One of the things that fascinated me when I was researching the crusades for The Gallows Curse is that women had fought on the front-line on both sides in the crusades, some Christian women charging into battle on horseback in full armour. One female Christian archer had killed so many of Saladin’s men that when she was eventually killed herself, Saladin insisted her corpse should be treated with reverence, because of her courage. Women fighting in the front line is nothing new.
The other great parallels of the 13th and 14th centuries was the multiculturalism of Britain, not only were we importing food stuffs and goods from as far away as India and Africa, not to mention the lively trade in ‘mummy’ from the Middle East, we also had many different nationalities working and living in England. In fact in the 13th century there are records of a bloody sword fight between Cambridge University students, monks from the local abbey and market traders and according to the evidence at the trial, people were hurling abuse at each in six different languages.
Do you think we live in more violent times today than we did previously?

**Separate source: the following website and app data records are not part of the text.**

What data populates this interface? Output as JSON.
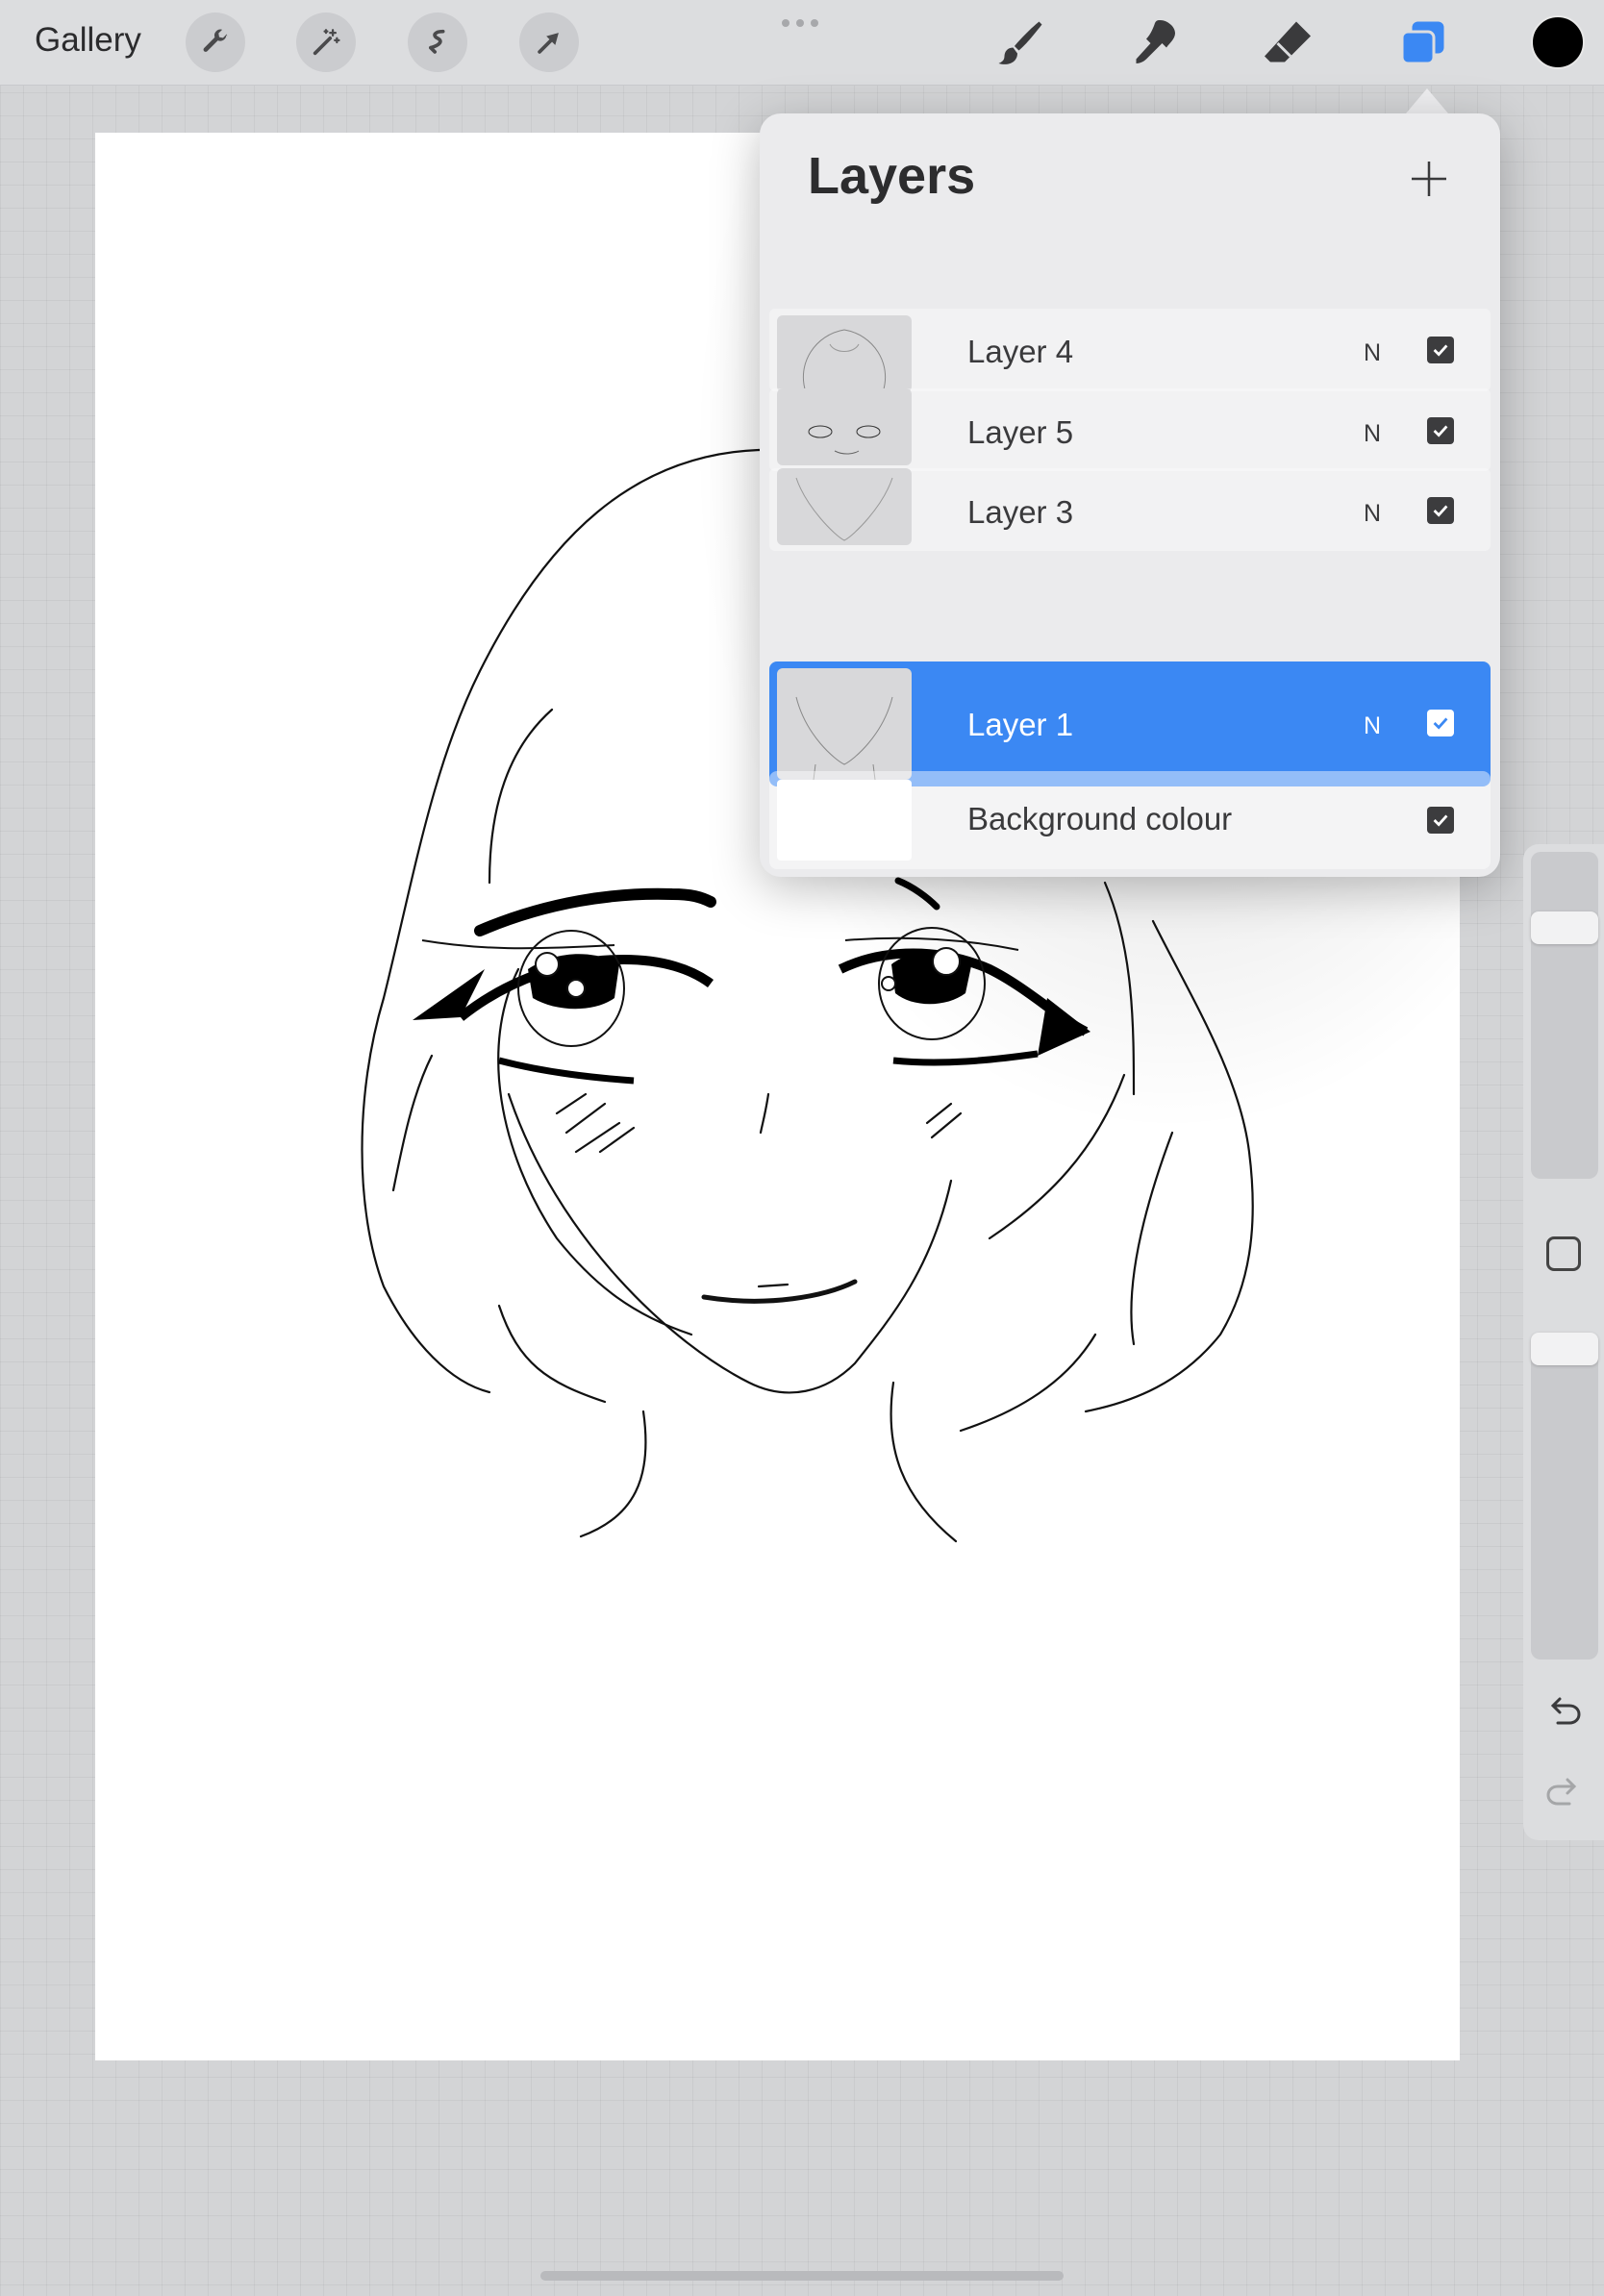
{
  "toolbar": {
    "gallery_label": "Gallery",
    "left_tools": [
      "wrench-icon",
      "magic-wand-icon",
      "selection-icon",
      "transform-arrow-icon"
    ],
    "right_tools": [
      "brush-icon",
      "smudge-icon",
      "eraser-icon",
      "layers-icon"
    ],
    "active_tool": "layers-icon",
    "accent_color": "#3b88f3",
    "current_color": "#000000"
  },
  "layers_panel": {
    "title": "Layers",
    "add_button": "plus-icon",
    "layers": [
      {
        "name": "Layer 4",
        "blend_mode": "N",
        "visible": true,
        "selected": false
      },
      {
        "name": "Layer 5",
        "blend_mode": "N",
        "visible": true,
        "selected": false
      },
      {
        "name": "Layer 3",
        "blend_mode": "N",
        "visible": true,
        "selected": false
      },
      {
        "name": "Layer 1",
        "blend_mode": "N",
        "visible": true,
        "selected": true
      }
    ],
    "background": {
      "label": "Background colour",
      "visible": true,
      "color": "#ffffff"
    }
  },
  "sidebar": {
    "controls": [
      "brush-size-slider",
      "modify-button",
      "opacity-slider",
      "undo-icon",
      "redo-icon"
    ]
  }
}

I think it is pretty similar, certainly in terms of wars, murder and hostage taking. The weapons may have changed but the bloodlust and cruelty hasn’t. The problem in the modern era is that with automatic guns if one man goes crazy he is able kill far more people than if he’d simply been armed with a sword.
In the Middle Ages, punishments were severe, flogging, mutilation or execution for offences such as theft. For example on the pilgrimage ship if you struck fellow passenger and drew blood your hand was cut off. If you killed him, you would be bound to his corpse and flung overboard. There was probably no escaping justice in the confines of a ship, but on land these punishments didn’t have great effect on the crime rate, because unless you were caught red-handed, the chances of being arrested were low.
Some of wealthier members of society did seem to get away with a lot. Six of the seven sons of John de Folville, who owned lands in both Leicestershire and Rutland were known to have committed at least three murders, numerous rapes and made a good living from robbing travellers. In 1331, four of the brothers were paid £20 by the Canon of Sempringham and a monk to destroy a watermill owned by a man that the clerics had a grudge against. The brothers were declared outlaws, but always managed to escape capture and were pardoned by the king in a general amnesty.
They continued to commit robberies, stealing £200 worth of goods from the merchants of Leicester and kidnapping Sir Richard Wylughby for ransom, before their ringleader, Eustace, was knighted for his services to the crown. Maybe we couldn’t quite get away with this in Britain today, but I think there are still quite a few countries where you could find a modern parallel.
Thank you so much for interviewing me and asking such thought-provoking questions. Much appreciated.
Thank you Karen for a great and informative interview.
Visit Karen Maitland’s website to learn more about her work.